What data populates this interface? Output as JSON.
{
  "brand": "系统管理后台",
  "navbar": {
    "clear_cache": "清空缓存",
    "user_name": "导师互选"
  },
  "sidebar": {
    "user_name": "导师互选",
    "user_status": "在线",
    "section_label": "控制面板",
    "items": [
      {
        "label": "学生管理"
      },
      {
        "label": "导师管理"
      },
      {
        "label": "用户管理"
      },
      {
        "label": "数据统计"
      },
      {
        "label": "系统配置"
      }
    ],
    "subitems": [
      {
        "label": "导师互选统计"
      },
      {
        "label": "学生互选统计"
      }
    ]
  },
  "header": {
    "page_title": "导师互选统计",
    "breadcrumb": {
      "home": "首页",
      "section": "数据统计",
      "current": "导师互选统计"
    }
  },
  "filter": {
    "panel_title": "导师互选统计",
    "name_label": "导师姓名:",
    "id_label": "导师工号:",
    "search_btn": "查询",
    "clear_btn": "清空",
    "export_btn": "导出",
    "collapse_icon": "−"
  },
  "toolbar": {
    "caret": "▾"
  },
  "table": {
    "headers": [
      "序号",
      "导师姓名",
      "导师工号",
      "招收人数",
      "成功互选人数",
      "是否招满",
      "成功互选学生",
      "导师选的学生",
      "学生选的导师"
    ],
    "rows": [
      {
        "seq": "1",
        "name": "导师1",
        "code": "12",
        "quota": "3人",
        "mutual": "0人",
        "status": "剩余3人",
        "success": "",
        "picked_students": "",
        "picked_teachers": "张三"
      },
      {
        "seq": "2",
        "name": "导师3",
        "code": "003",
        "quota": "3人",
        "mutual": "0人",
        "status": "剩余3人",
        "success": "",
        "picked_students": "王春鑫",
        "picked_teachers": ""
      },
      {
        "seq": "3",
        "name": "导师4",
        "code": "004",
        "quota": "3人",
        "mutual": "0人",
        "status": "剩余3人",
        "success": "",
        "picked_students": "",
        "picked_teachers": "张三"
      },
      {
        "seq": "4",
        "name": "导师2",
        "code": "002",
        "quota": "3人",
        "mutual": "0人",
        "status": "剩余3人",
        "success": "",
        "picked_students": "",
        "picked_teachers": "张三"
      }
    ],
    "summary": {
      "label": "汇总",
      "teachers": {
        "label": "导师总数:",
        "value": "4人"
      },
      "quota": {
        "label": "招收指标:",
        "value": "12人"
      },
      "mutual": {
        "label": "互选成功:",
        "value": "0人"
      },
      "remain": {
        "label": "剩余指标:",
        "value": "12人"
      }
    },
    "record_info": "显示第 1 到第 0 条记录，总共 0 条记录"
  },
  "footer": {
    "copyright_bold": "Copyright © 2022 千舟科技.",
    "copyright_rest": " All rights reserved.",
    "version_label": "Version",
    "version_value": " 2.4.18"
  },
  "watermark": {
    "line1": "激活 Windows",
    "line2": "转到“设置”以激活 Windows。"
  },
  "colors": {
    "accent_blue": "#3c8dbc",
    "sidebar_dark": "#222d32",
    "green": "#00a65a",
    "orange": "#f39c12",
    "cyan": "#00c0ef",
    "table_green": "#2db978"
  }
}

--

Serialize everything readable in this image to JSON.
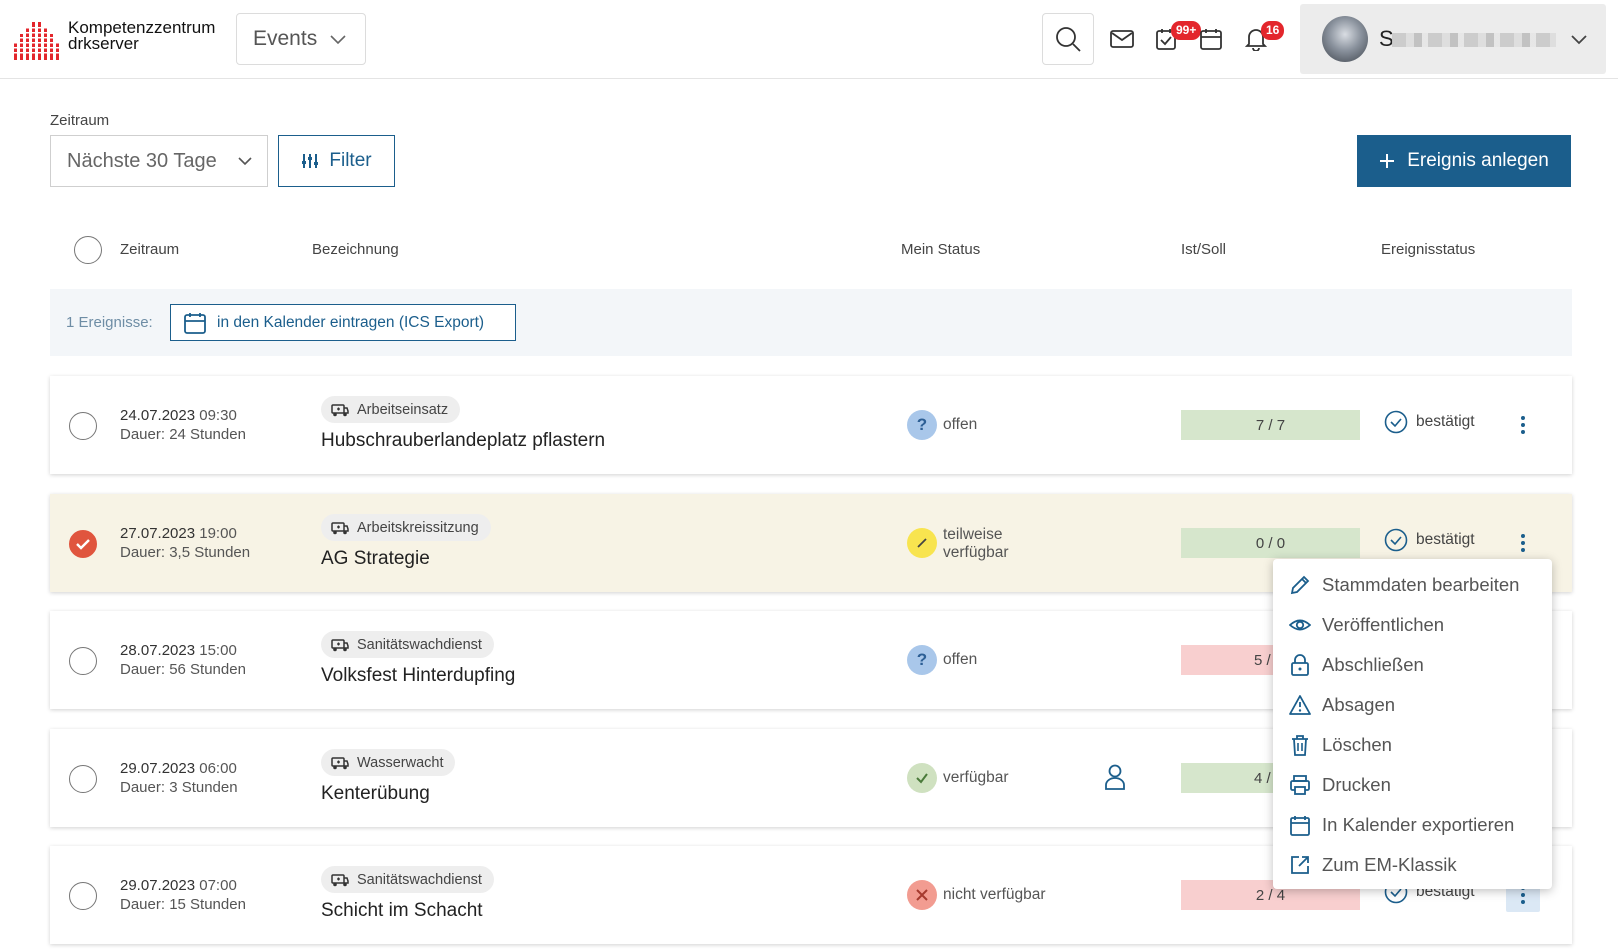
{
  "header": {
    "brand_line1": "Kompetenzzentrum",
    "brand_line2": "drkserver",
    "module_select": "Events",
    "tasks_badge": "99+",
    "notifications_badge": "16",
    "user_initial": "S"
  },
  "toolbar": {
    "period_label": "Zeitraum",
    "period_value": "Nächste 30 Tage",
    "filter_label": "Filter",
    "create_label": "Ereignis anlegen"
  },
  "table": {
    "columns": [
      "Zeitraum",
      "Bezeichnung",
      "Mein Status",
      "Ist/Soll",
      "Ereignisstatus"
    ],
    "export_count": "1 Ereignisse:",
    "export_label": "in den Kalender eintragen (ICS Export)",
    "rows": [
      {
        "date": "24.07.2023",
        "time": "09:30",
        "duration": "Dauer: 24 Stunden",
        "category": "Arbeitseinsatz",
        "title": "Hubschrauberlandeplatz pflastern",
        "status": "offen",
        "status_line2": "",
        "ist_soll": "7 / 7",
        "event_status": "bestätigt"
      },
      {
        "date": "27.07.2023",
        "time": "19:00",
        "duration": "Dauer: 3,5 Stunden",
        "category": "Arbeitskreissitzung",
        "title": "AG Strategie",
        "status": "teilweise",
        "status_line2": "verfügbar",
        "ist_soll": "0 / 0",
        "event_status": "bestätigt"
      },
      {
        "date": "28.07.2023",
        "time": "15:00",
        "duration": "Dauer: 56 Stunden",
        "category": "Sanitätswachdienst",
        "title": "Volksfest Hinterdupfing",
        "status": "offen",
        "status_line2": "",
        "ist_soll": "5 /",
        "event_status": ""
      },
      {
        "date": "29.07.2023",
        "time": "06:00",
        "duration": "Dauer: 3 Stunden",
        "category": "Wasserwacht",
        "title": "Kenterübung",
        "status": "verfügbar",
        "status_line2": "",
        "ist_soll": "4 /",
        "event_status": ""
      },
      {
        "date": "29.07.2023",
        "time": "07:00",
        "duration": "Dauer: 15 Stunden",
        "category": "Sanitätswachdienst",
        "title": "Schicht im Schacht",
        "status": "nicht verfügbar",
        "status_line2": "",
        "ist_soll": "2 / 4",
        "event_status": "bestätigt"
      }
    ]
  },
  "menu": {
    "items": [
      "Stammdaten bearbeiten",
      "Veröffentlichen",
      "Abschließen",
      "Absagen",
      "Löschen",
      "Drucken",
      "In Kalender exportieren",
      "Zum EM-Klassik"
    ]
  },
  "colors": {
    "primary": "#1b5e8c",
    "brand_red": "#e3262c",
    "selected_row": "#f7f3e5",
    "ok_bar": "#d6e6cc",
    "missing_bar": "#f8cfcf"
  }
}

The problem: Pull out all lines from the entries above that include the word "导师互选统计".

Written answer:
        "label": "导师互选统计"
    "page_title": "导师互选统计",
      "current": "导师互选统计"
    "panel_title": "导师互选统计",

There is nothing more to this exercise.